To do:
Copy each line below that includes "index".

Stored items from a collection:
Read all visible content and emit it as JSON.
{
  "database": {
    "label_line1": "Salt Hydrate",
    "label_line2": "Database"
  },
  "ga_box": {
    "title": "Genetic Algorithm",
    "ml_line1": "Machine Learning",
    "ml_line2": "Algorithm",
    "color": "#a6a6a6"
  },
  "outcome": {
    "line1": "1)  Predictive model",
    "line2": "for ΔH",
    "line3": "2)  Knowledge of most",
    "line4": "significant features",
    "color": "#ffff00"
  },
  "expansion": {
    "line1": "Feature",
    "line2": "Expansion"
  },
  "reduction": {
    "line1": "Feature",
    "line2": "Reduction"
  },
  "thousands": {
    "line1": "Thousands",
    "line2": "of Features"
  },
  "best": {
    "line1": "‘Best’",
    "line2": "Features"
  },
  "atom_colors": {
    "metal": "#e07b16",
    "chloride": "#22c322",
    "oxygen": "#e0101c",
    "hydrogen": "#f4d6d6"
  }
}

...

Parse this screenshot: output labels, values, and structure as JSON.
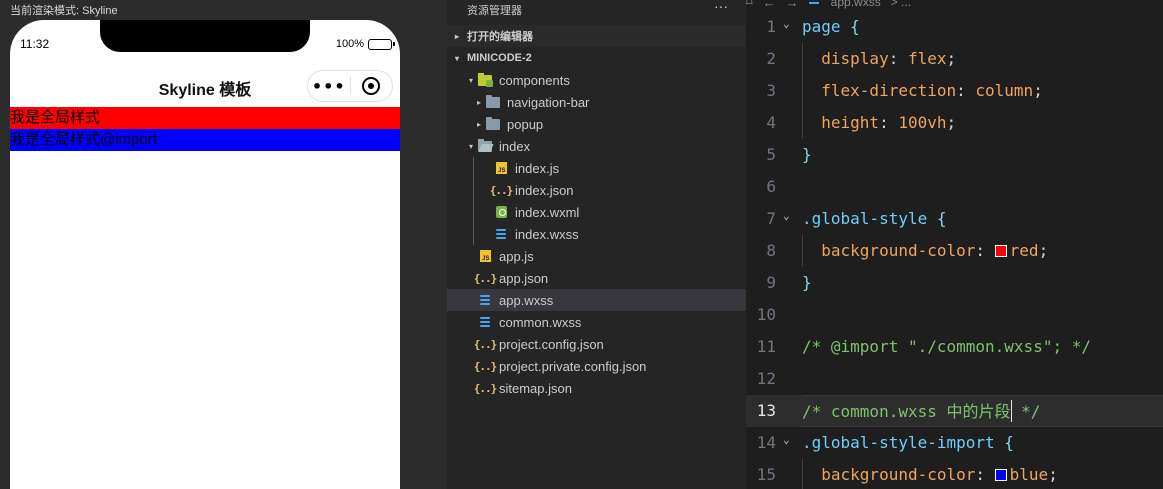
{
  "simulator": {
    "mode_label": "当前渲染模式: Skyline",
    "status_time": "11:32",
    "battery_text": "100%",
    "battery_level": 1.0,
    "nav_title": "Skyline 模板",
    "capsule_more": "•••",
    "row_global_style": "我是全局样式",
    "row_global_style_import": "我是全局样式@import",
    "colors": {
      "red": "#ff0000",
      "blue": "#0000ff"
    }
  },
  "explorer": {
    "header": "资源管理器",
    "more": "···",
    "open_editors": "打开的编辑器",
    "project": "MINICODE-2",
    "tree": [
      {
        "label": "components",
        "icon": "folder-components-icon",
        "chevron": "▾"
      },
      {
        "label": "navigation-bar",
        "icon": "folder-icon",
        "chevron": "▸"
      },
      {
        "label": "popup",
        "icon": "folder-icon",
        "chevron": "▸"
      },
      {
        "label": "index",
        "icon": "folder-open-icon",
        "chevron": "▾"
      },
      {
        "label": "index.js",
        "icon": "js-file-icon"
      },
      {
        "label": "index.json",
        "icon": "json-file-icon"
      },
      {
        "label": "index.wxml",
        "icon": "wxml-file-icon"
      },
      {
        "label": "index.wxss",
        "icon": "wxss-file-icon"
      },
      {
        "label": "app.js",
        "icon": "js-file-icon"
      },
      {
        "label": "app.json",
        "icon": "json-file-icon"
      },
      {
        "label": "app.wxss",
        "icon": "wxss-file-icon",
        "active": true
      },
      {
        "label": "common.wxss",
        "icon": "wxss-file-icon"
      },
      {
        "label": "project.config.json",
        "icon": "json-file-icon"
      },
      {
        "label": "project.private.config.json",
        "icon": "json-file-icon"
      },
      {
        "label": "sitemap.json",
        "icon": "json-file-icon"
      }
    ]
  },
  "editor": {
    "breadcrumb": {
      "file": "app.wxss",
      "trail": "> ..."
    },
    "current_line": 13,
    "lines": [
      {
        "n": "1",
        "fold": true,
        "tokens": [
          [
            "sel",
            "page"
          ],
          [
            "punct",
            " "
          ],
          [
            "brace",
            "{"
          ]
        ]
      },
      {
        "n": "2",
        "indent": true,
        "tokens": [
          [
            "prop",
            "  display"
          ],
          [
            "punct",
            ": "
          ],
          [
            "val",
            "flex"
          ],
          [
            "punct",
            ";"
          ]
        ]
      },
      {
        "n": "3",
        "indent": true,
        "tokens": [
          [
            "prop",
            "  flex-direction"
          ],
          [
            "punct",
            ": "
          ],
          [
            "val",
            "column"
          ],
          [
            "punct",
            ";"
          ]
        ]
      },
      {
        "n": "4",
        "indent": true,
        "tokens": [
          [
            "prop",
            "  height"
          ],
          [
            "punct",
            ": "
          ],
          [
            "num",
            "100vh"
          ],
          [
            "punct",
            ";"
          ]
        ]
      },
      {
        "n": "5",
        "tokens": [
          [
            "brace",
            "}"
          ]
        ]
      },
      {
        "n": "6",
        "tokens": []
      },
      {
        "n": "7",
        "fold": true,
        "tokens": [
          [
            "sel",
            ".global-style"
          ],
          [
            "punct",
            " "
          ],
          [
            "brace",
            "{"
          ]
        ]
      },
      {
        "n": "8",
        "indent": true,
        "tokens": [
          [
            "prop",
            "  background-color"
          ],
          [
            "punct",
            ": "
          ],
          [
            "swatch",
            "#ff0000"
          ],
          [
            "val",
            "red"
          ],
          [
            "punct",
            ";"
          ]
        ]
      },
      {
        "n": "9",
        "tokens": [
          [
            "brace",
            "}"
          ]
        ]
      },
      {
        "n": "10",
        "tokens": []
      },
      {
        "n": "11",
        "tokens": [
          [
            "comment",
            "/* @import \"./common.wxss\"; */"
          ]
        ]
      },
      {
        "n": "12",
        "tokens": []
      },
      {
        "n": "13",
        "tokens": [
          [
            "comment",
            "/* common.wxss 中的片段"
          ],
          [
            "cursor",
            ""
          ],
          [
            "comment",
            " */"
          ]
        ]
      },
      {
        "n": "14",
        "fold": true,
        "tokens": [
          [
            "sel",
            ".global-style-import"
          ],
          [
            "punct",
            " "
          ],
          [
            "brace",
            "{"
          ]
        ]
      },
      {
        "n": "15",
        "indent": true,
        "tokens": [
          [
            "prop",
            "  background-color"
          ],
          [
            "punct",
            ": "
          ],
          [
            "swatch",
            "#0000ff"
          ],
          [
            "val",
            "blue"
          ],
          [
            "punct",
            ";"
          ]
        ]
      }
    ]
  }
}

Finished exercise:
        "label": "index",
        "label": "index.js",
        "label": "index.json",
        "label": "index.wxml",
        "label": "index.wxss",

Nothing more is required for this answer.